How the system works
New Zealand has a bewildering 4653 licensed early childhood services, ranging from au-pair and other home-based services where visiting teachers supervise often-untrained home-based caregivers up to kindergartens where all the staff are fully qualified.
"At the moment anyone can open a centre," says Auckland early childhood teacher Susan Bates, who runs a Facebook-based Teachers Advocacy Group for 3600 ECE teachers. "They don't need experience. All they need is money."
Actually they do need to meet a few basic conditions to be deemed a "fit and proper person" to look after children, such as not having been convicted of any crime involving harm to children, violence or fraud.
They also have to comply with conditions such as adult/child ratios (generally 1:5 for under-2s and 1:10 aged 2-plus), space (at least 2.5 square metres indoors plus five square metres outdoors per child) and temperature (at least 16C).

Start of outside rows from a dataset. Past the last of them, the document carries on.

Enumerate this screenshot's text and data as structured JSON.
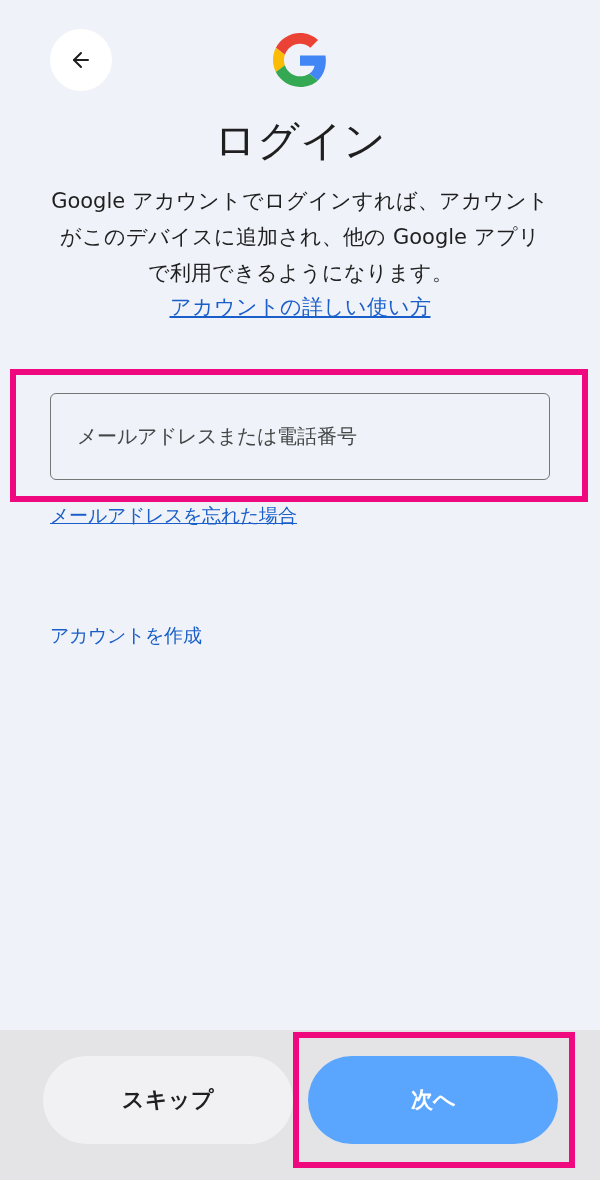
{
  "header": {
    "title": "ログイン",
    "description": "Google アカウントでログインすれば、アカウントがこのデバイスに追加され、他の Google アプリで利用できるようになります。",
    "help_link": "アカウントの詳しい使い方"
  },
  "email_field": {
    "placeholder": "メールアドレスまたは電話番号",
    "highlighted": true
  },
  "forgot_link": "メールアドレスを忘れた場合",
  "create_account_link": "アカウントを作成",
  "footer": {
    "buttons": [
      {
        "label": "スキップ",
        "kind": "secondary",
        "highlighted": false
      },
      {
        "label": "次へ",
        "kind": "primary",
        "highlighted": true
      }
    ]
  }
}
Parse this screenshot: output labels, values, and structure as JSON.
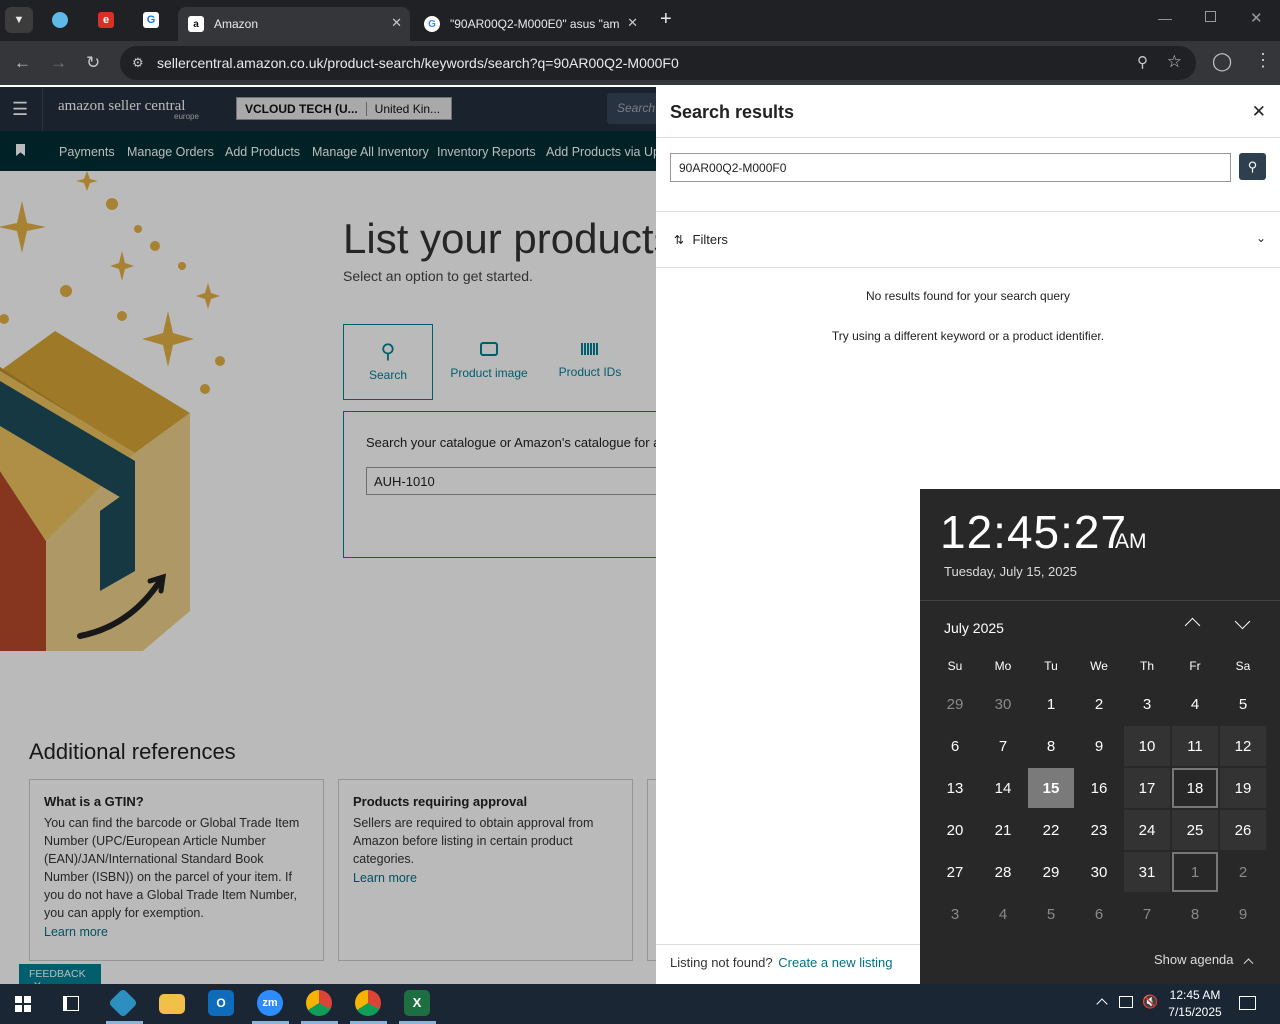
{
  "browser": {
    "tabs": [
      {
        "title": "Amazon",
        "active": true
      },
      {
        "title": "\"90AR00Q2-M000E0\" asus \"am...",
        "active": false
      }
    ],
    "url": "sellercentral.amazon.co.uk/product-search/keywords/search?q=90AR00Q2-M000F0",
    "new_tab": "+"
  },
  "seller_central": {
    "logo_main": "amazon seller central",
    "logo_sub": "europe",
    "account": "VCLOUD TECH (U...",
    "marketplace": "United Kin...",
    "search_placeholder": "Search",
    "nav": [
      "Payments",
      "Manage Orders",
      "Add Products",
      "Manage All Inventory",
      "Inventory Reports",
      "Add Products via Upl"
    ]
  },
  "main": {
    "title": "List your products",
    "subtitle": "Select an option to get started.",
    "options": [
      {
        "label": "Search",
        "icon": "search-icon"
      },
      {
        "label": "Product image",
        "icon": "camera-icon"
      },
      {
        "label": "Product IDs",
        "icon": "barcode-icon"
      }
    ],
    "search_prompt": "Search your catalogue or Amazon's catalogue for a",
    "search_value": "AUH-1010",
    "references_title": "Additional references",
    "cards": [
      {
        "title": "What is a GTIN?",
        "body": "You can find the barcode or Global Trade Item Number (UPC/European Article Number (EAN)/JAN/International Standard Book Number (ISBN)) on the parcel of your item. If you do not have a Global Trade Item Number, you can apply for exemption.",
        "link": "Learn more"
      },
      {
        "title": "Products requiring approval",
        "body": "Sellers are required to obtain approval from Amazon before listing in certain product categories.",
        "link": "Learn more"
      }
    ],
    "feedback": "FEEDBACK"
  },
  "panel": {
    "title": "Search results",
    "query": "90AR00Q2-M000F0",
    "filters_label": "Filters",
    "no_results": "No results found for your search query",
    "hint": "Try using a different keyword or a product identifier.",
    "footer_text": "Listing not found?",
    "footer_link": "Create a new listing"
  },
  "clock": {
    "time": "12:45:27",
    "ampm": "AM",
    "date": "Tuesday, July 15, 2025",
    "month": "July 2025",
    "weekdays": [
      "Su",
      "Mo",
      "Tu",
      "We",
      "Th",
      "Fr",
      "Sa"
    ],
    "weeks": [
      [
        "29",
        "30",
        "1",
        "2",
        "3",
        "4",
        "5"
      ],
      [
        "6",
        "7",
        "8",
        "9",
        "10",
        "11",
        "12"
      ],
      [
        "13",
        "14",
        "15",
        "16",
        "17",
        "18",
        "19"
      ],
      [
        "20",
        "21",
        "22",
        "23",
        "24",
        "25",
        "26"
      ],
      [
        "27",
        "28",
        "29",
        "30",
        "31",
        "1",
        "2"
      ],
      [
        "3",
        "4",
        "5",
        "6",
        "7",
        "8",
        "9"
      ]
    ],
    "today": "15",
    "show_agenda": "Show agenda"
  },
  "taskbar": {
    "time": "12:45 AM",
    "date": "7/15/2025"
  },
  "colors": {
    "chrome_dark": "#202124",
    "seller_header": "#232f3e",
    "seller_nav": "#002f36",
    "teal": "#008296",
    "link": "#007185",
    "calendar_bg": "#282828",
    "today_bg": "#7a7a7a"
  }
}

Although owners and managers may not be trained teachers, every service must have a qualified "person responsible", often called a head teacher, for every 50 children.

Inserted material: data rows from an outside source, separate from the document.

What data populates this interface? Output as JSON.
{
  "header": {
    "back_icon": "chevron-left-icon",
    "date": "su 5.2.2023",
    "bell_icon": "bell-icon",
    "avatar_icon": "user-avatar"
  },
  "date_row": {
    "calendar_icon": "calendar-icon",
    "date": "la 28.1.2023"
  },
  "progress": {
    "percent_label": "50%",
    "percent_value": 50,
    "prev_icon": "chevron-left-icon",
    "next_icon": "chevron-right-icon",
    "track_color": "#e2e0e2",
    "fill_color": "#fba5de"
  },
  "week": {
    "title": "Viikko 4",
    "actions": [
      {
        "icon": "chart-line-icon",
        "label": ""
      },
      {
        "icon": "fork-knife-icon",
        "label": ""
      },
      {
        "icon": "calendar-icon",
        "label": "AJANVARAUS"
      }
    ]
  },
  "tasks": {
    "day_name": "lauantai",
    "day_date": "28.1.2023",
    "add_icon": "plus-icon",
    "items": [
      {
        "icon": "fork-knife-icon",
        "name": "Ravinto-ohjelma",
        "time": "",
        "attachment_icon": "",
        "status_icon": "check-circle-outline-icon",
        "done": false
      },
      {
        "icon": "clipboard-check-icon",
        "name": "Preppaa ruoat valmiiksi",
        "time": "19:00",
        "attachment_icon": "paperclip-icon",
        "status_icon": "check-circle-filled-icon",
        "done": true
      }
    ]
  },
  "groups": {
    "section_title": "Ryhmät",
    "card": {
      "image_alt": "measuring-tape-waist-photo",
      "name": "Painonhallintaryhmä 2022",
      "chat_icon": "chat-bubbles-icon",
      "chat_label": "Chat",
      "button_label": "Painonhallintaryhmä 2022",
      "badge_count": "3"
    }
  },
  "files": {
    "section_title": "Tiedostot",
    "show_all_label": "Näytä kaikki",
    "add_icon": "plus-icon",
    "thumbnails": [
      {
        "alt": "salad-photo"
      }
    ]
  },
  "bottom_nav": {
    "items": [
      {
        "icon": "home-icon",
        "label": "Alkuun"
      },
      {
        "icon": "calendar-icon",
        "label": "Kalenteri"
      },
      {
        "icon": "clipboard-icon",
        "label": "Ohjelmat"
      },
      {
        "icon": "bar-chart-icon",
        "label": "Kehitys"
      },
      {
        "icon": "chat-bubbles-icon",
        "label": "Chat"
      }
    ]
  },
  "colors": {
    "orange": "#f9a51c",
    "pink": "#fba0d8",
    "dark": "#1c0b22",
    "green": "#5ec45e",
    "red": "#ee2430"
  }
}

The vast majority (82 per cent) of the 200,000 children in licensed ECE are in "teacher-led" centres where at least half of the staff must hold early childhood teaching qualifications - normally a three-year degree.

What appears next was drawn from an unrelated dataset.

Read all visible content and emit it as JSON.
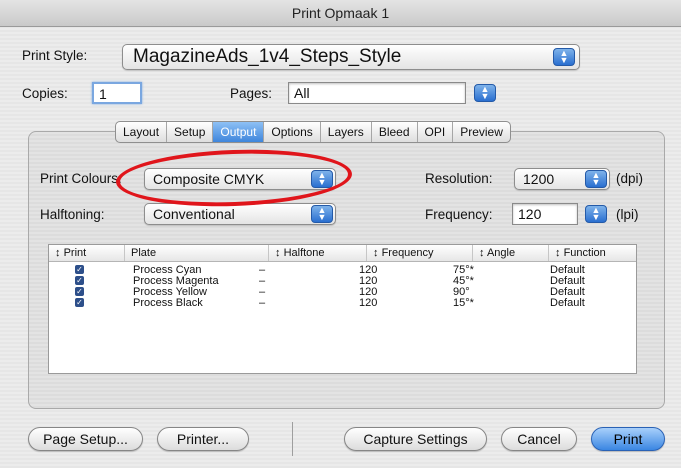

Almost all of these (80 per cent of all 200,000 children) are in centres where actually at least 80 per cent of staff are qualified, because that brings in the highest state subsidies.
"Kindergartens", originally called "free kindergartens" but now serving only 14 per cent of all children, get even higher subsidies, even though they are now legally indistinguishable from other ECE centres except that they must belong to a free kindergarten association. They have been allowed to charge fees since 2008.
A small minority (18 per cent) of all children are in home-based and "parent-led" services such as kōhanga reo and playcentres, and they get the lowest state subsidies.
How to choose
Bates has worked as a reliever in more than 80 centres and warns parents not to take anything at face value.
"They look so lovely," she says.
"[But] I have seen children not being changed all day, not being fed enough, going hungry, children with behavioural issues given no attention and just yelled at, small children being shouted at, places where they just demand compliance to go through the routines."
She says there is no shortcut way to choose, such as going by type of service or ownership.
"I wouldn't say non-profit is better, because there are centres that are for-profit that are great because the management understand what they are doing," she says.
"If I was a parent, I would look for their staff turnover, their resources, the manager and the philosophy of the centre."
Reports on every ECE service are published roughly every three years by the Education Review Office (ERO), which rates them on a four-point scale of how well-placed they are to "promote positive learning outcomes for children":
• Very well placed ( 14 per cent of ECE services in June 2019 );
• Well placed (75 per cent);
• Requires further development (3 per cent);
• Not well placed (1 per cent).
• There are also "assurance reviews" for centres where faults have been found and new centres (7 per cent combined).
ERO says it "will maintain an ongoing relationship" to fix problems at services "requiring further development". It refers the few that are "not well placed" to the Ministry of Education, which may downgrade or cancel their licences.
Parents can use the Herald's interactive map (see above) to search for services in their neighbourhood.
Similar maps are available from the Ministry of Education and on at least two sites which allow parents to post comments on each service: MyECE , run by Wellington-based Child Forum founder Dr Sarah Alexander, and CareforKids , an Australian company that has recently moved into NZ.
MyECE also publishes an annual list of all ECE services that breached regulations .
Today: Where do we start?
Tuesday: What are the options?
Wednesday: Why does it cost so much?
Thursday: How young is too young?
Friday: The big players.
Saturday: Does my child feel loved?
Read the series at nzherald.co.nz/education